I'm currently trying to plot out a novel, the sequel to my Salamander and Brothers. Part of the plot involves a succession struggle. I mention in one of the previous books, set about fifteen years later, that the king took six months to die, so I need a disease that would be incurable but slow acting.
The books are fantasies in a world that is mostly like our world but with physics sufficiently different to include magic, a craft for centuries currently becoming a science. Ordinary medicine is at something like an 18th century level, so no antibiotics and no clear understanding of the nature of disease. They do, however, have magical healers. Healers have, in effect, X-ray vision, plus some ability to affect what they see, details depending on talents and training — some healers, for example, can close a wound by weaving back together the flesh. They have a very good understanding of gross anatomy, no understanding of anything at the cellular level. One very skilled healer in a previous book knows that blood has to circulate but does not know what it actually does. I don't entirely know myself, since the different physics may to some degree result in different biology. It's pretty clearly the case, although not widely realized, that all living things have some amount of magic which is in some way connected to their life.
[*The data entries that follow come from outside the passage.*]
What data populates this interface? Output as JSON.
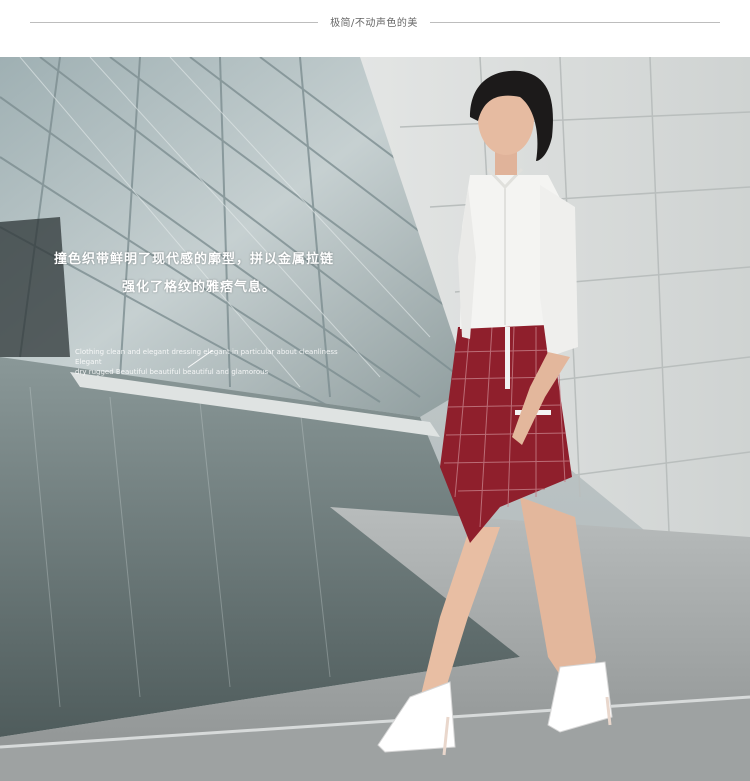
{
  "header": {
    "tagline": "极简/不动声色的美"
  },
  "photo": {
    "description_icon": "fashion-photo",
    "caption": {
      "line1": "撞色织带鲜明了现代感的廓型，拼以金属拉链",
      "line2": "强化了格纹的雅痞气息。",
      "english_line1": "Clothing clean and elegant dressing elegant in particular about cleanliness Elegant",
      "english_line2": "dry rugged Beautiful beautiful beautiful and glamorous"
    }
  },
  "colors": {
    "skirt": "#8f1f2c",
    "shirt": "#f4f4f2",
    "wall": "#d9dcdb",
    "water": "#5e6b6b"
  }
}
It follows from all this that when the king, who has access to good healers, gets sick, they cannot cure him but may be able to use their abilities to ameliorate symptoms, close up sores, say. I could invent a disease but would rather use a real one, and since I don't know much about diseases I thought I would see if someone else here did and could offer a suggestion. It has to be something that would plausibly kill slowly, cannot be cured without modern medicine, ideally where the symptoms can be reduced by healers. One possibility is syphilis, which would introduce some additional plot elements, possibly but not necessarily useful, but my impression is that, treated with 18th c. medicine (mercury), it was a pretty slow killer. Tuberculosis also occurred to me.
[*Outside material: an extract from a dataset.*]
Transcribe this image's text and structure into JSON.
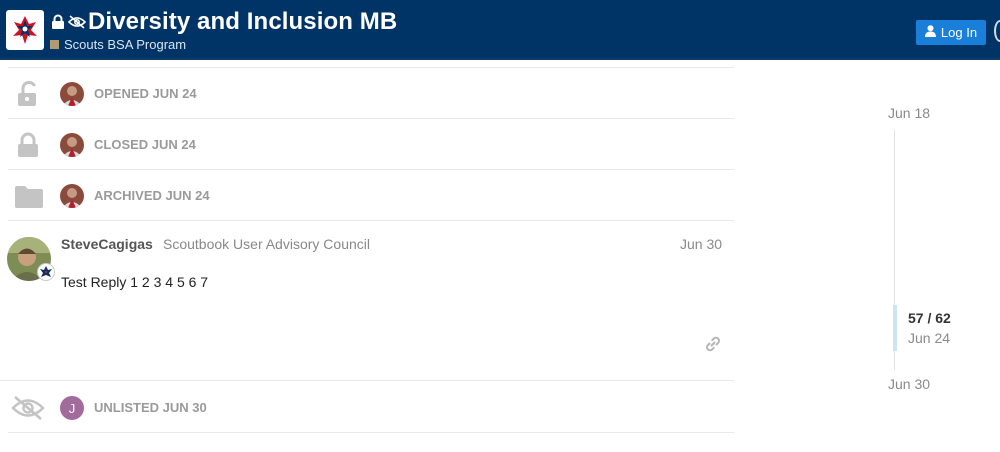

One additional possibility. It could be that the disease is one that can kill, hence is generally believed to have killed him, but that what actually happened was that he was holding steady, with the disease not cured but symptoms held down by healers to a non-lethal level, and was actually killed by poison. _